IMAJ 2012: 14: September: 550-554
Abstract

Background: Local recurrences after breast-conserving surgery occur mostly at the site of the primary carcinoma. The main objective of postoperative radiotherapy is sterilization of residual cancer cells. Whole-breast radiotherapy is the standard of care, but its utility has recently been challenged in favor of radiotherapy limited to the area at highest risk of recurrence. Intraoperative electron radiotherapy (IOeRT) is an innovative technique for accelerated partial breast irradiation (APBI) that is applied to selected patients affected by early breast cancer.


Objectives:  To describe our experience with IOeRT at the Rambam Health Care Campus in Haifa since we began utilizing this modality in 2006.


Methods: From April 2006 to September 2010, 31 patients affected by unifocal invasive duct breast carcinoma ≤ 2 cm diameter received wide local resection followed by intraoperative radiotherapy with electrons. Patients were evaluated for early and late complications, and other events, 1 month after surgery and every 3 months thereafter for the duration of the first 2 years.
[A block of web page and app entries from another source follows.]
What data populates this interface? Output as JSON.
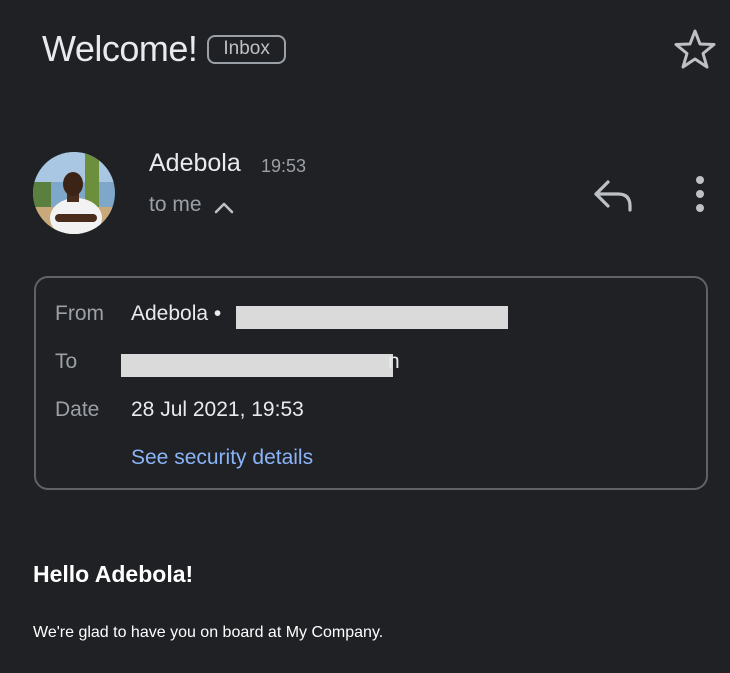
{
  "header": {
    "subject": "Welcome!",
    "label": "Inbox",
    "star_icon": "star-outline-icon"
  },
  "message": {
    "sender_name": "Adebola",
    "time": "19:53",
    "recipient_summary": "to me",
    "avatar_icon": "sender-avatar",
    "reply_icon": "reply-icon",
    "more_icon": "more-vert-icon"
  },
  "details": {
    "from_label": "From",
    "from_value": "Adebola •",
    "to_label": "To",
    "to_value": "",
    "to_tail": "n",
    "date_label": "Date",
    "date_value": "28 Jul 2021, 19:53",
    "security_link": "See security details"
  },
  "body": {
    "greeting": "Hello Adebola!",
    "text": "We're glad to have you on board at My Company."
  },
  "colors": {
    "background": "#202124",
    "link": "#8ab4f8",
    "muted": "#9aa0a6",
    "border": "#5f6368"
  }
}
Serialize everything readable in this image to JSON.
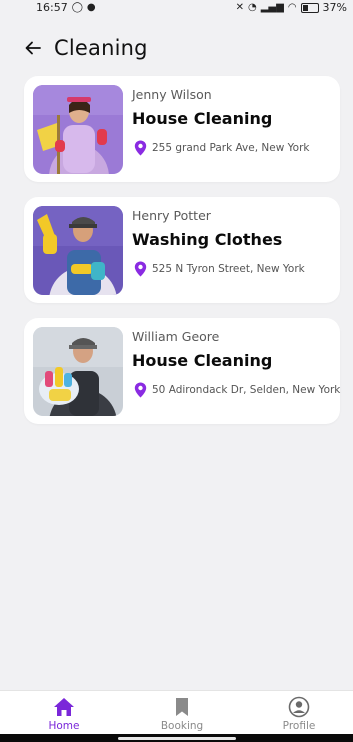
{
  "status_bar": {
    "time": "16:57",
    "battery": "37%"
  },
  "header": {
    "title": "Cleaning",
    "back_icon": "arrow-left-icon"
  },
  "listings": [
    {
      "provider": "Jenny Wilson",
      "service": "House Cleaning",
      "address": "255 grand Park Ave, New York",
      "photo": "cleaner-with-mop-photo"
    },
    {
      "provider": "Henry Potter",
      "service": "Washing Clothes",
      "address": "525 N Tyron Street, New York",
      "photo": "cleaner-with-gloves-photo"
    },
    {
      "provider": "William Geore",
      "service": "House Cleaning",
      "address": "50 Adirondack Dr, Selden, New York",
      "photo": "cleaner-with-supplies-photo"
    }
  ],
  "bottom_nav": {
    "items": [
      {
        "label": "Home",
        "icon": "home-icon",
        "active": true
      },
      {
        "label": "Booking",
        "icon": "bookmark-icon",
        "active": false
      },
      {
        "label": "Profile",
        "icon": "profile-icon",
        "active": false
      }
    ]
  },
  "colors": {
    "accent": "#7a27d9",
    "background": "#f1f1f3",
    "card": "#ffffff"
  }
}
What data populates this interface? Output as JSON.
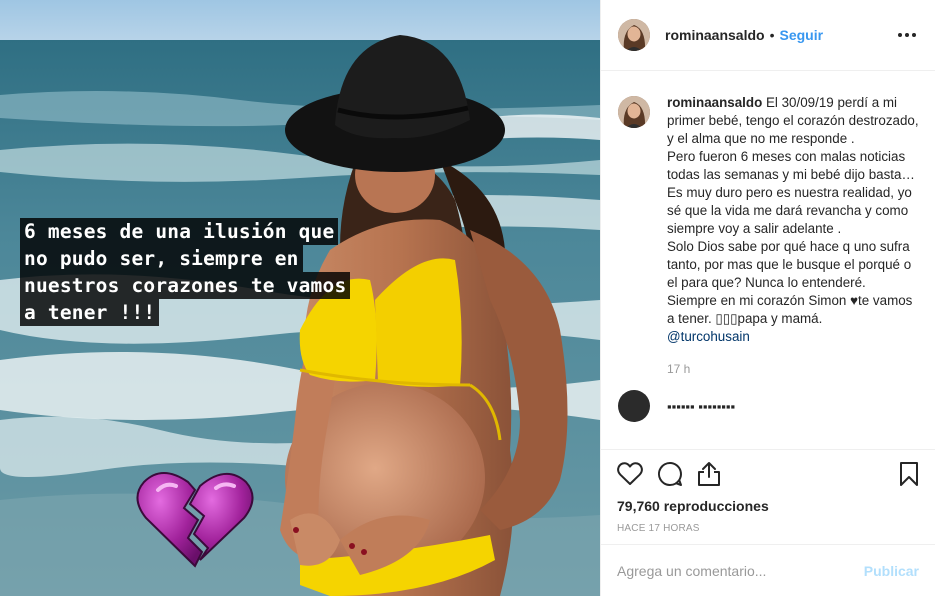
{
  "post": {
    "author": "rominaansaldo",
    "follow_label": "Seguir",
    "separator": "•",
    "media": {
      "story_lines": [
        "6 meses de una ilusión que",
        "no pudo ser, siempre en",
        "nuestros corazones te vamos",
        "a tener !!!"
      ],
      "sticker": "broken-heart-emoji"
    },
    "caption": {
      "user": "rominaansaldo",
      "paragraphs": [
        "El 30/09/19 perdí a mi primer bebé, tengo el corazón destrozado, y el alma que no me responde .",
        "Pero fueron 6 meses con malas noticias todas las semanas y mi bebé dijo basta…",
        "Es muy duro pero es nuestra realidad, yo sé que la vida me dará revancha y como siempre voy a salir adelante .",
        "Solo Dios sabe por qué hace q uno sufra tanto, por mas que le busque el porqué o el para que? Nunca lo entenderé."
      ],
      "last_line": "Siempre en mi corazón Simon ♥te vamos a tener. ▯▯▯papa y mamá.",
      "mention": "@turcohusain",
      "time": "17 h"
    },
    "next_comment_user": "▪▪▪▪▪▪ ▪▪▪▪▪▪▪▪",
    "views": "79,760 reproducciones",
    "posted_ago": "HACE 17 HORAS",
    "comment_box": {
      "placeholder": "Agrega un comentario...",
      "publish_label": "Publicar"
    },
    "icons": {
      "like": "heart-icon",
      "comment": "comment-bubble-icon",
      "share": "share-icon",
      "save": "bookmark-icon",
      "more": "more-options-icon"
    },
    "colors": {
      "link_blue": "#3897f0",
      "mention": "#003569",
      "publish_disabled": "#b2dffc",
      "muted": "#999999",
      "bikini_yellow": "#f5d400"
    }
  }
}
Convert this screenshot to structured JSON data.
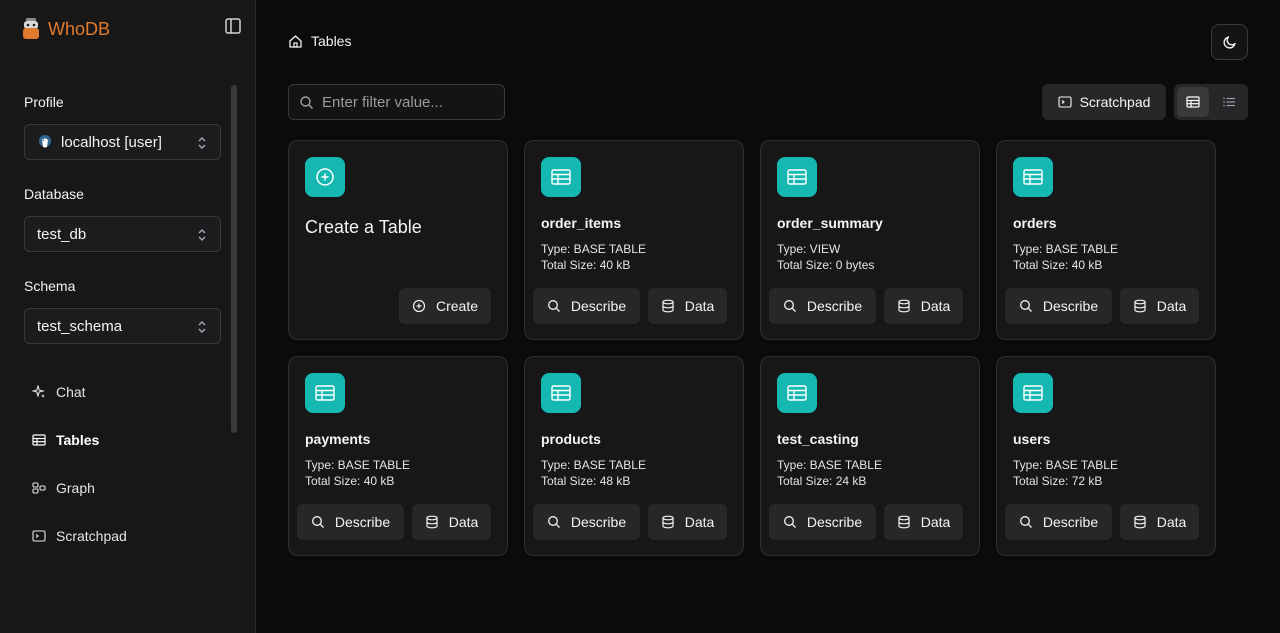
{
  "app": {
    "name": "WhoDB"
  },
  "sidebar": {
    "profile_label": "Profile",
    "profile_value": "localhost [user]",
    "database_label": "Database",
    "database_value": "test_db",
    "schema_label": "Schema",
    "schema_value": "test_schema",
    "nav": [
      {
        "label": "Chat",
        "icon": "sparkles-icon"
      },
      {
        "label": "Tables",
        "icon": "table-icon",
        "active": true
      },
      {
        "label": "Graph",
        "icon": "graph-icon"
      },
      {
        "label": "Scratchpad",
        "icon": "terminal-icon"
      }
    ]
  },
  "header": {
    "breadcrumb": "Tables"
  },
  "toolbar": {
    "filter_placeholder": "Enter filter value...",
    "scratchpad_label": "Scratchpad"
  },
  "create_card": {
    "title": "Create a Table",
    "button": "Create"
  },
  "card_buttons": {
    "describe": "Describe",
    "data": "Data"
  },
  "tables": [
    {
      "name": "order_items",
      "type": "Type: BASE TABLE",
      "size": "Total Size: 40 kB"
    },
    {
      "name": "order_summary",
      "type": "Type: VIEW",
      "size": "Total Size: 0 bytes"
    },
    {
      "name": "orders",
      "type": "Type: BASE TABLE",
      "size": "Total Size: 40 kB"
    },
    {
      "name": "payments",
      "type": "Type: BASE TABLE",
      "size": "Total Size: 40 kB"
    },
    {
      "name": "products",
      "type": "Type: BASE TABLE",
      "size": "Total Size: 48 kB"
    },
    {
      "name": "test_casting",
      "type": "Type: BASE TABLE",
      "size": "Total Size: 24 kB"
    },
    {
      "name": "users",
      "type": "Type: BASE TABLE",
      "size": "Total Size: 72 kB"
    }
  ],
  "colors": {
    "accent": "#14b8b0",
    "brand": "#e07a2f"
  }
}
Results: After a mean follow-up of 36 months, seven patients developed mild breast fibrosis and three suffered from mild postoperative infection. Rib fractures were observed in four patients before routine lead shielding was initiated. Additional whole-breast irradiation was given to four patients. None of the patients developed local recurrences or other ipsilateral cancers. Similarly, no contralateral cancers or distant metastases were observed.


Conclusions: Intraoperative electron radiotherapy may be an alternative to external beam radiation therapy in an appropriate selected group of early-stage breast cancer patients. However, long-term results of clinical trials are required to better evaluate the indications and utility of this technique in the management of breast cancer.